National League of Cities op-ed, "H.R. 803 fails because it would:"
Reference: SKILLS Act;
Bill H.R. 803
; vote number 13-HV075
on Mar 15, 2013
- Undermine the local delivery system that has been the cornerstone of job training programs
- Establish a program that is based on political boundaries (states) rather than on economic regions and local labor markets, or the naturally evolving areas in which workers find paying work
- Eliminate a strong role for local elected officials but require that they continue to be fiscally liable for funds spent in their local areas
- Change what was once a program targeted to those most in need--economically disadvantaged adults and youth and special population groups like veterans, migrant farm workers, and low income seniors--into a block grant to governors
- Contribute to the emerging division between those American's who have the requisite skills to find employment and those who do not.
Voted NO on allowing stockholder voting on executive compensation.
To amend the Securities Exchange Act of 1934 to provide shareholders with an advisory vote on executive compensation [and as part of that process, fully disclosing executive compensation].
Proponents support voting YES because:
We should not deprive the public, the stockholders, from being able to do anything meaningful once they find out about scandalous levels of executive compensation or board compensation. Everyone talks about the corporate board as the remedy. But the board is often a part of the problem, being paid huge amounts of money for showing up once or twice a year at meetings.
Give the stockholders a meaningful remedy. Once you get the mandatory disclosure put in place by previous legislation, we are saying the stockholders should be allowed to have a referendum on that and not have a runaround by the board.
Opponents support voting NO because:
This vote is based on mischaracterization--it is an unnecessary amendment. The opportunity for these kinds of votes already exists within the structure of corporate governance right now. A good company from Georgia, AFLAC, went ahead and already has these nonbinding shareholder votes.

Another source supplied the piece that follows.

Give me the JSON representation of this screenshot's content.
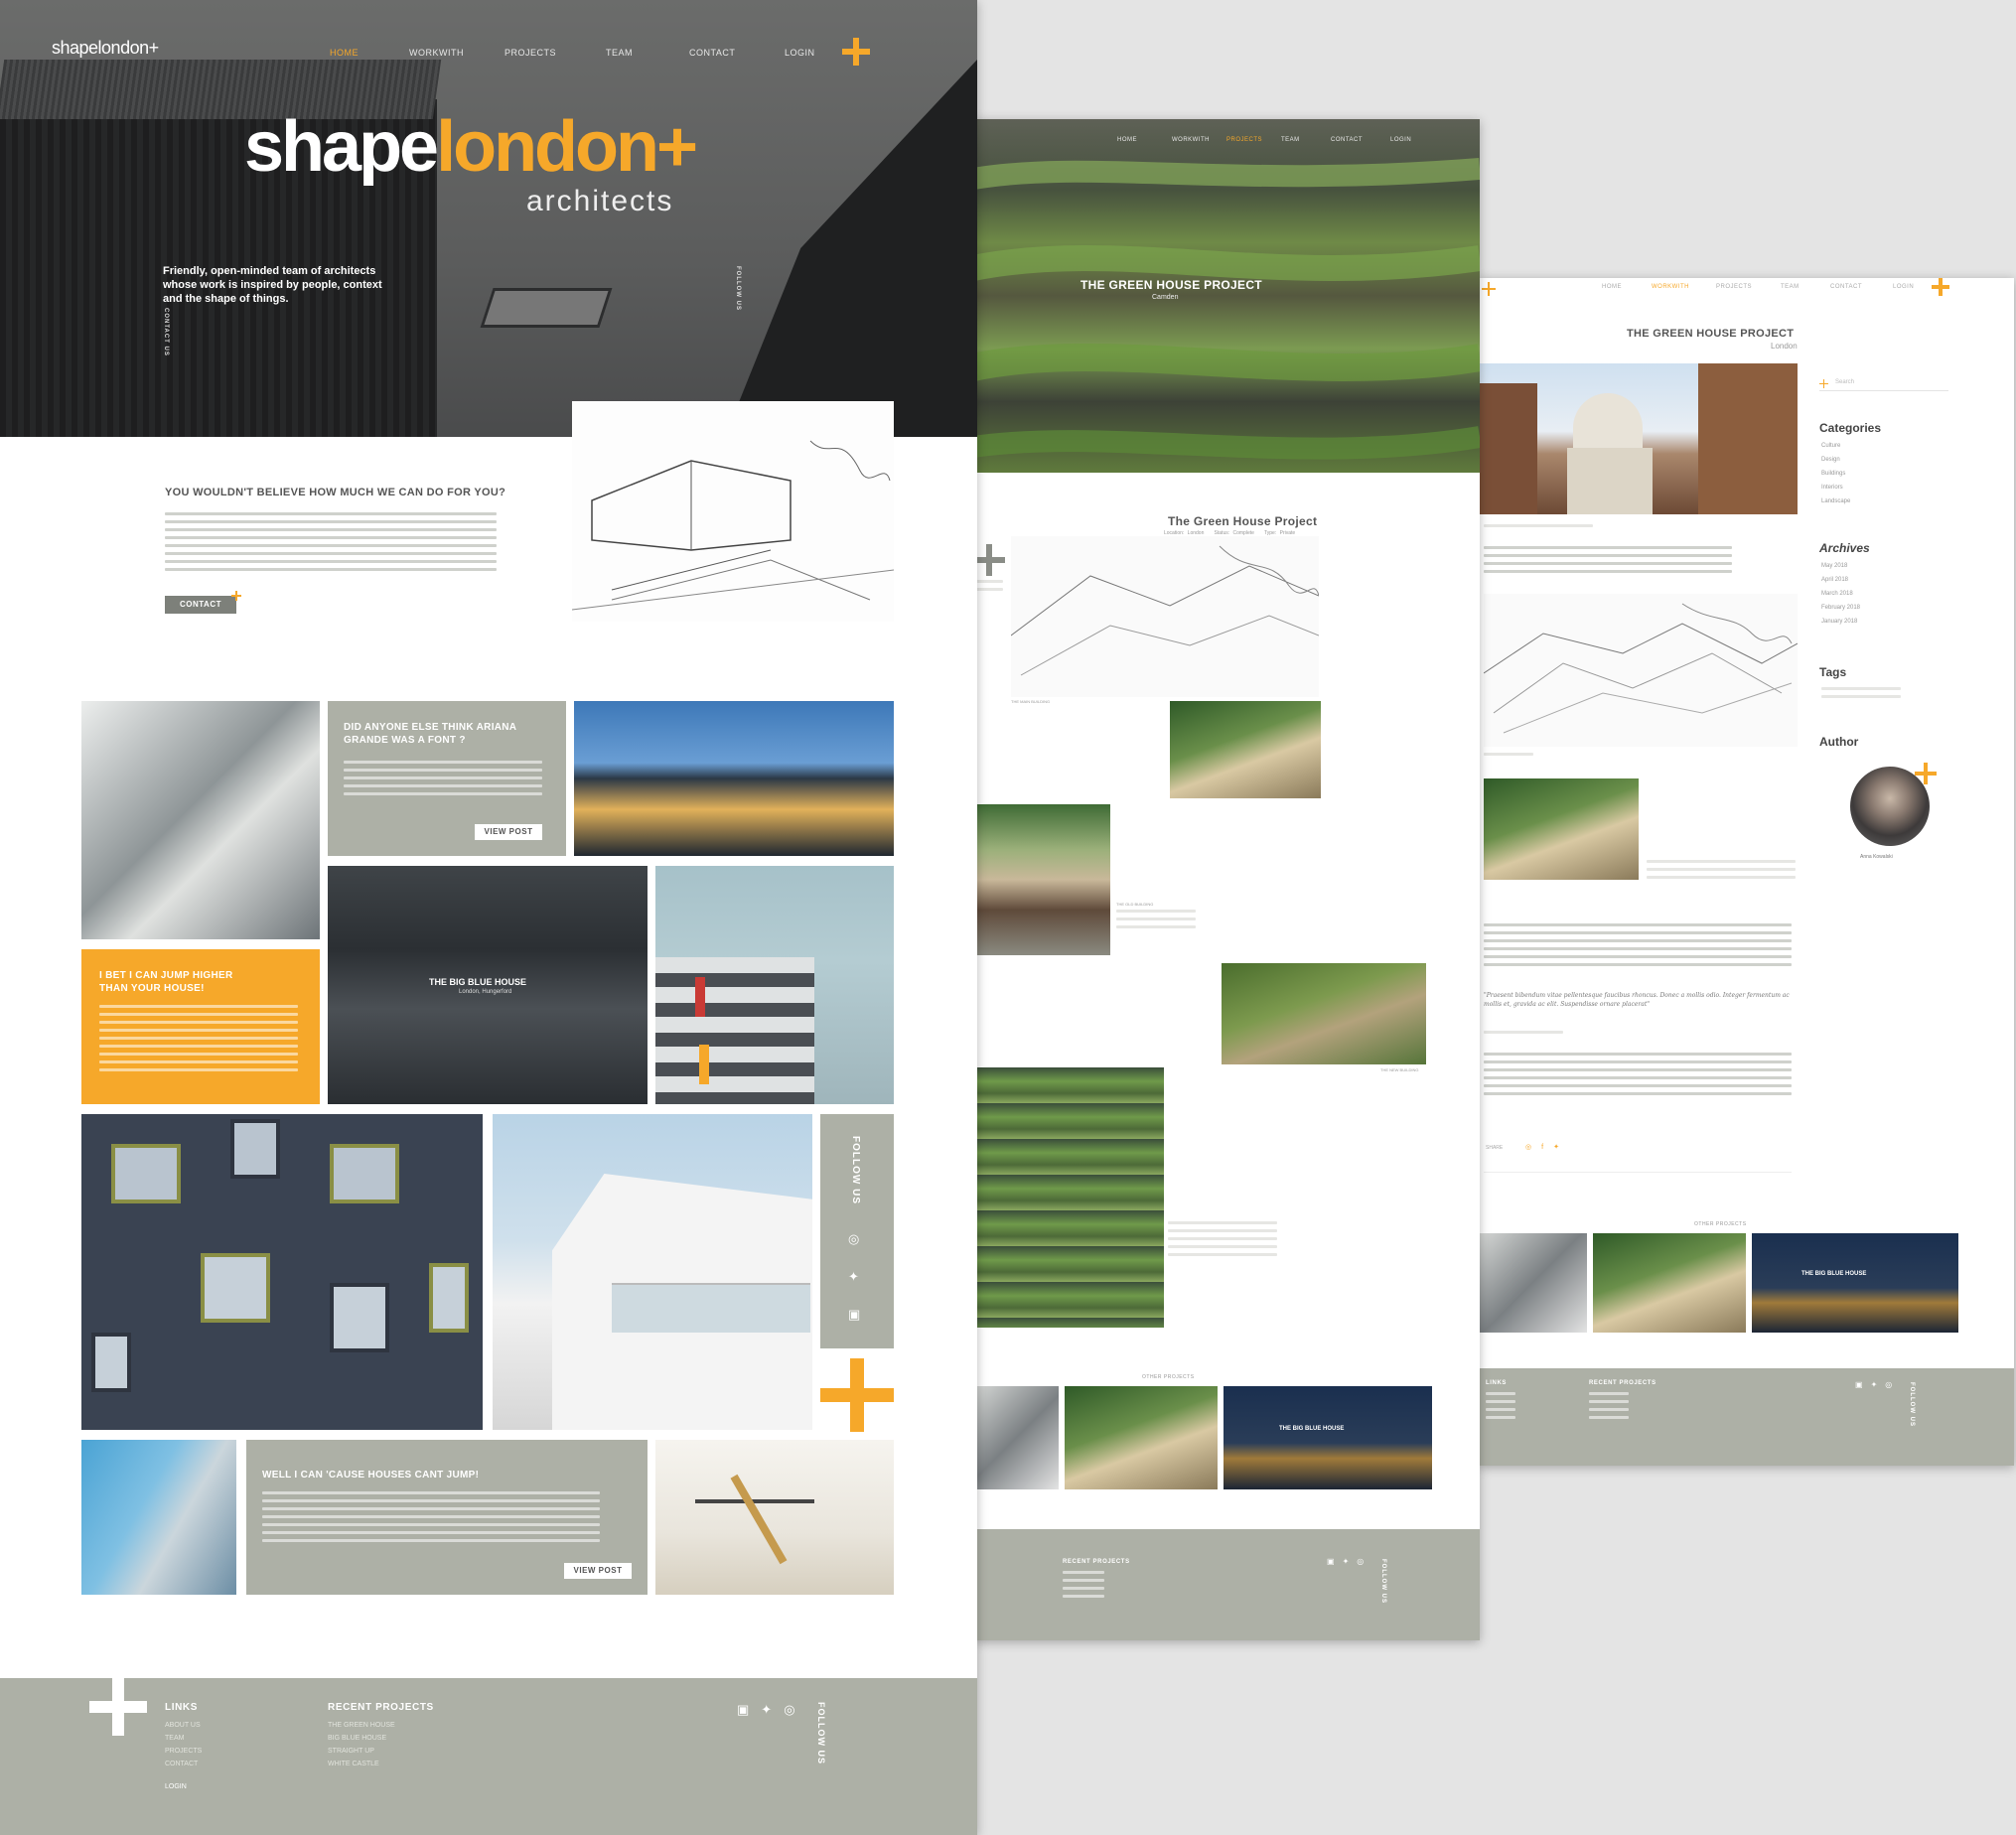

But there is a difference between having individuals in the private sector, shareholders and individuals outside of the mandating of government to have it occur and have government come in with its heavy hand and say, this is exactly what you need to do because we know best. Our constituents know better how to act and how to relate to corporations than Washington.
Reference: Shareholder Vote on Executive Compensation Act;
Bill H R 1257
; vote number 2007-244
on Apr 20, 2007
Voted YES on replacing illegal export tax breaks with $140B in new breaks.
Vote to pass a bill that would repeal an export tax break for U.S. manufacturers ruled an illegal trade subsidy by the World Trade Organization, while providing for about $140 billion in new corporate tax cuts. Revenue raising offsets would decrease the cost of the bill to $34.4 billion over 11 years. It would consist of a buyout for tobacco farmers that could not go over $9.6 billion. It also would allow the IRS to hire private collection agencies to get back money from taxpayers, and require individuals who claim a tax deduction for a charitable donation of a vehicle to obtain an independent appraisal of the car.
Reference: American Jobs Creation Act;
Bill HR 4520
; vote number 2004-259
on Jun 17, 2004
Rated 97% by the US COC, indicating a pro-business voting record.
Pearce scores 97% by US Chamber of Commerce on business policy
Whether you own a business, represent one, lead a corporate office, or manage an association, the Chamber of Commerce of the United States of AmericaSM provides you with a voice of experience and influence in Washington, D.C., and around the globe.
Our members include businesses of all sizes and sectors—from large Fortune 500 companies to home-based, one-person operations. In fact, 96% of our membership encompasses businesses with fewer than 100 employees.
"To advance human progress through an economic, political and social system based on individual freedom, incentive, initiative, opportunity, and responsibility."The ratings are based on the votes the organization considered most important; the numbers reflect the percentage of time the representative voted the organization's preferred position.
Source: COC website 03n-COC on Dec 31, 2003
Page last updated: Jun 30, 2018